◆ **Exercise**
Where does the string "Exit" appear in the listing below? Copy every line where it does.

►

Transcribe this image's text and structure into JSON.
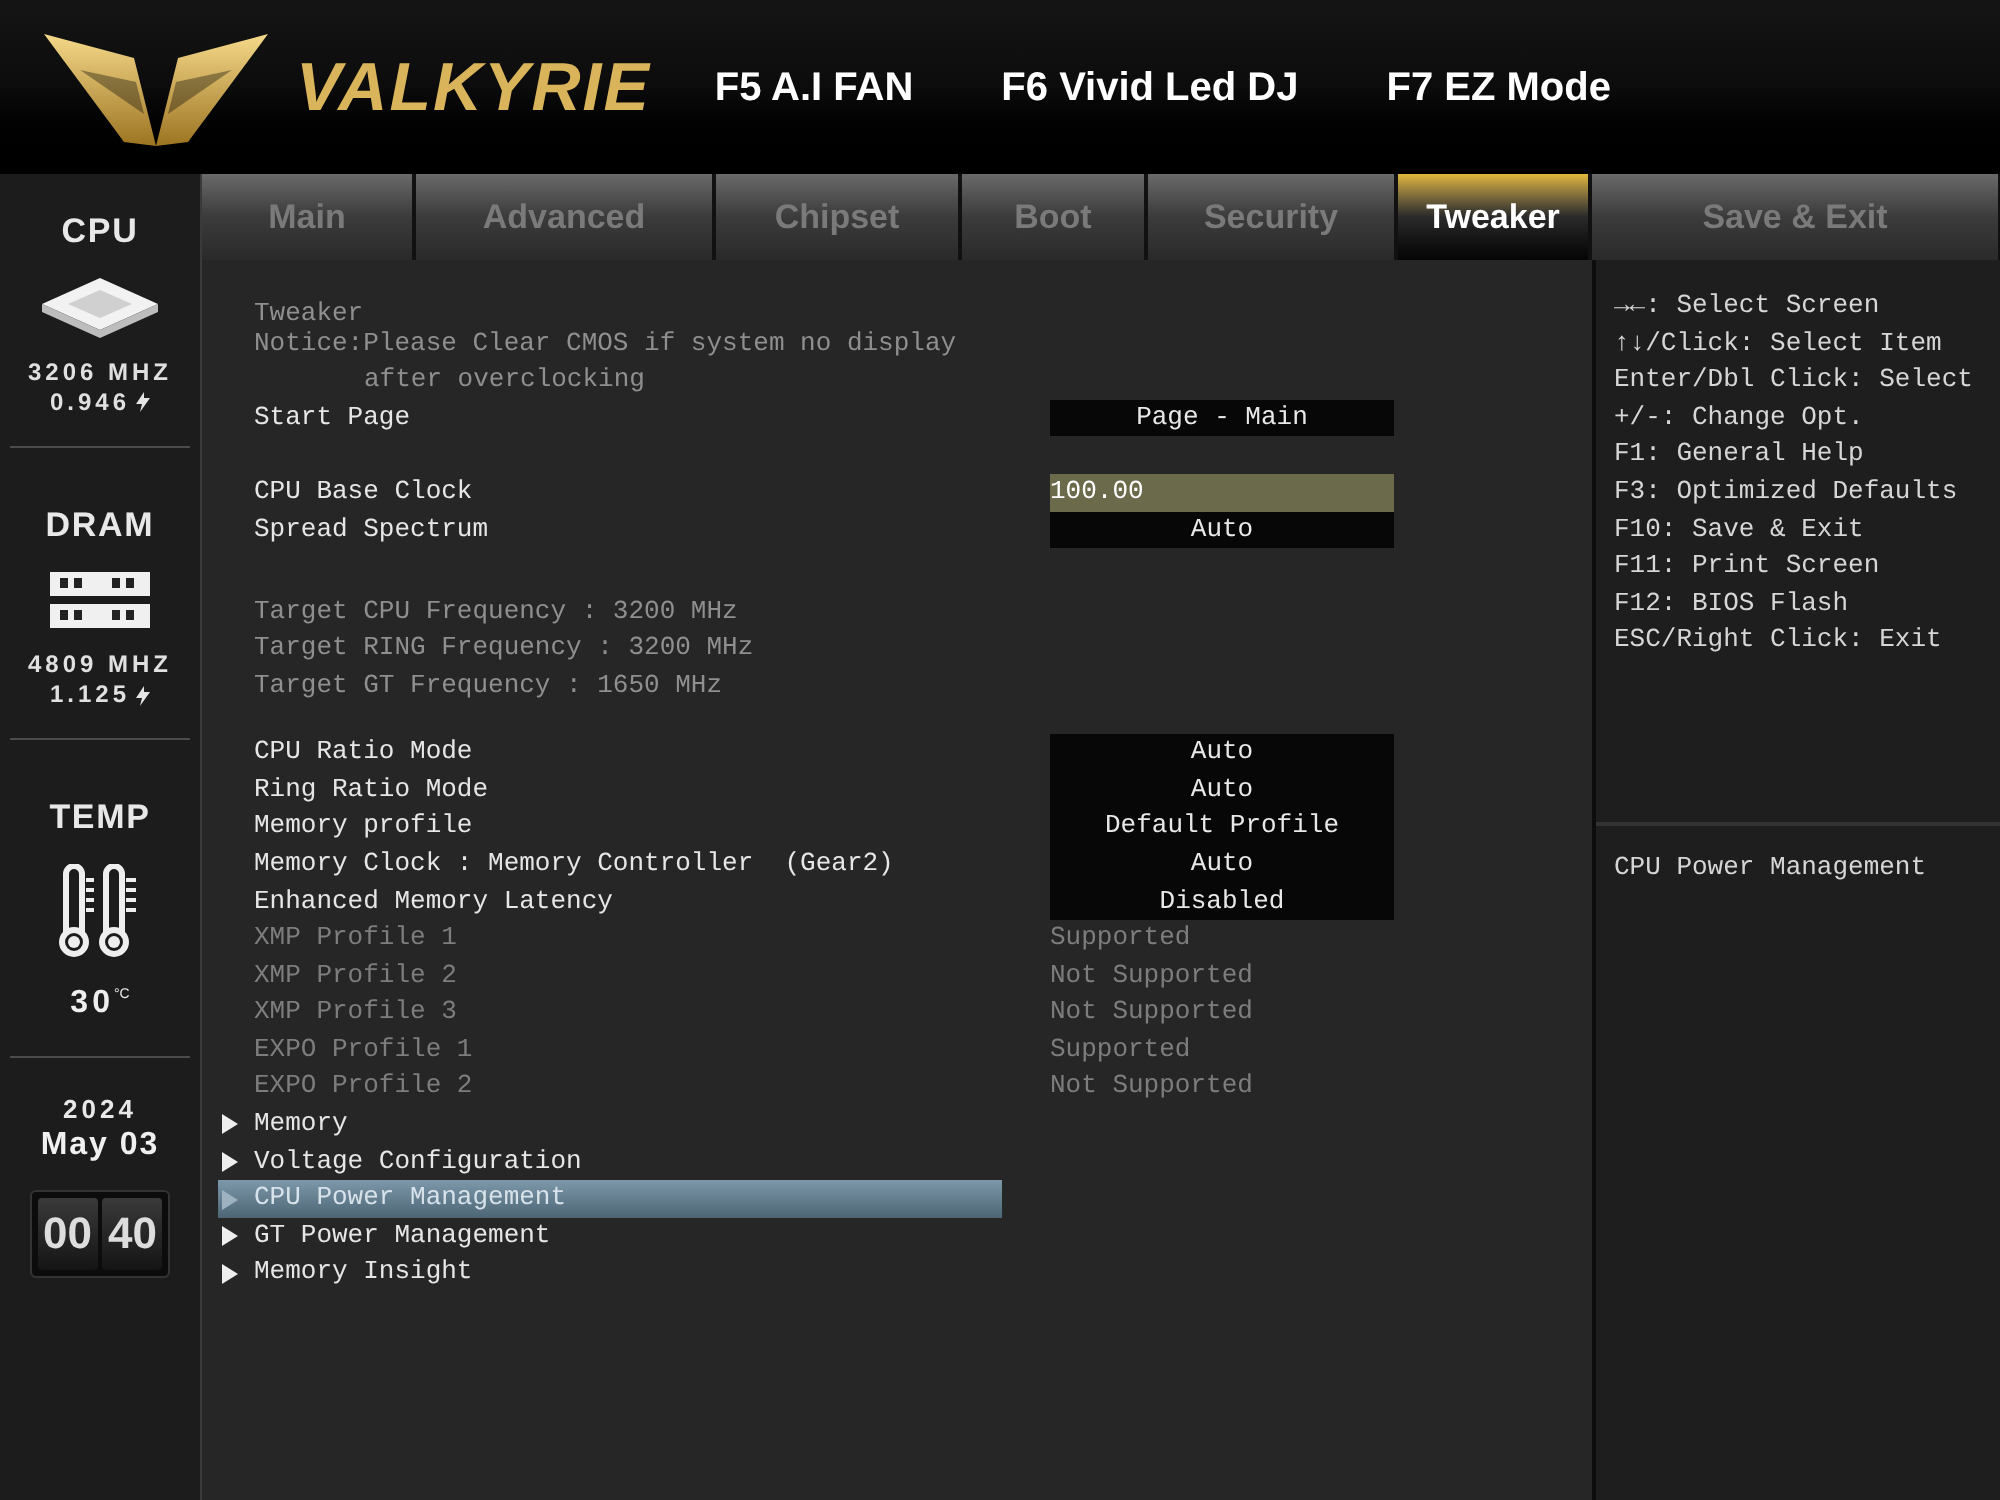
{
  "header": {
    "brand": "VALKYRIE",
    "hotkeys": [
      "F5 A.I FAN",
      "F6 Vivid Led DJ",
      "F7 EZ Mode"
    ]
  },
  "tabs": [
    {
      "label": "Main",
      "selected": false
    },
    {
      "label": "Advanced",
      "selected": false
    },
    {
      "label": "Chipset",
      "selected": false
    },
    {
      "label": "Boot",
      "selected": false
    },
    {
      "label": "Security",
      "selected": false
    },
    {
      "label": "Tweaker",
      "selected": true
    },
    {
      "label": "Save & Exit",
      "selected": false
    }
  ],
  "sidebar": {
    "cpu": {
      "title": "CPU",
      "frequency": "3206 MHZ",
      "voltage": "0.946"
    },
    "dram": {
      "title": "DRAM",
      "frequency": "4809 MHZ",
      "voltage": "1.125"
    },
    "temp": {
      "title": "TEMP",
      "value": "30",
      "unit": "°C"
    },
    "date": {
      "year": "2024",
      "day": "May 03"
    },
    "clock": {
      "hours": "00",
      "minutes": "40"
    }
  },
  "rows": [
    {
      "kind": "text",
      "label": "Tweaker"
    },
    {
      "kind": "notice",
      "lines": [
        "Notice:Please Clear CMOS if system no display",
        "after overclocking"
      ]
    },
    {
      "kind": "setting",
      "label": "Start Page",
      "value": {
        "kind": "select",
        "text": "Page - Main"
      }
    },
    {
      "kind": "blank"
    },
    {
      "kind": "setting",
      "label": "CPU Base Clock",
      "value": {
        "kind": "input",
        "text": "100.00"
      }
    },
    {
      "kind": "setting",
      "label": "Spread Spectrum",
      "value": {
        "kind": "select",
        "text": "Auto"
      }
    },
    {
      "kind": "blank"
    },
    {
      "kind": "text",
      "label": "Target CPU Frequency : 3200 MHz"
    },
    {
      "kind": "text",
      "label": "Target RING Frequency : 3200 MHz"
    },
    {
      "kind": "text",
      "label": "Target GT Frequency : 1650 MHz"
    },
    {
      "kind": "blank"
    },
    {
      "kind": "setting",
      "label": "CPU Ratio Mode",
      "value": {
        "kind": "select",
        "text": "Auto"
      }
    },
    {
      "kind": "setting",
      "label": "Ring Ratio Mode",
      "value": {
        "kind": "select",
        "text": "Auto"
      }
    },
    {
      "kind": "setting",
      "label": "Memory profile",
      "value": {
        "kind": "select",
        "text": "Default Profile"
      }
    },
    {
      "kind": "setting",
      "label": "Memory Clock : Memory Controller  (Gear2)",
      "value": {
        "kind": "select",
        "text": "Auto"
      }
    },
    {
      "kind": "setting",
      "label": "Enhanced Memory Latency",
      "value": {
        "kind": "select",
        "text": "Disabled"
      }
    },
    {
      "kind": "info",
      "label": "XMP Profile 1",
      "value": "Supported"
    },
    {
      "kind": "info",
      "label": "XMP Profile 2",
      "value": "Not Supported"
    },
    {
      "kind": "info",
      "label": "XMP Profile 3",
      "value": "Not Supported"
    },
    {
      "kind": "info",
      "label": "EXPO Profile 1",
      "value": "Supported"
    },
    {
      "kind": "info",
      "label": "EXPO Profile 2",
      "value": "Not Supported"
    },
    {
      "kind": "submenu",
      "label": "Memory",
      "selected": false
    },
    {
      "kind": "submenu",
      "label": "Voltage Configuration",
      "selected": false
    },
    {
      "kind": "submenu",
      "label": "CPU Power Management",
      "selected": true
    },
    {
      "kind": "submenu",
      "label": "GT Power Management",
      "selected": false
    },
    {
      "kind": "submenu",
      "label": "Memory Insight",
      "selected": false
    }
  ],
  "help": {
    "keys": [
      "→←: Select Screen",
      "↑↓/Click: Select Item",
      "Enter/Dbl Click: Select",
      "+/-: Change Opt.",
      "F1: General Help",
      "F3: Optimized Defaults",
      "F10: Save & Exit",
      "F11: Print Screen",
      "F12: BIOS Flash",
      "ESC/Right Click: Exit"
    ],
    "description": "CPU Power Management"
  }
}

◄

◆ **Reply to the exercise**
      "label": "Save & Exit",
      "F10: Save & Exit",
      "ESC/Right Click: Exit"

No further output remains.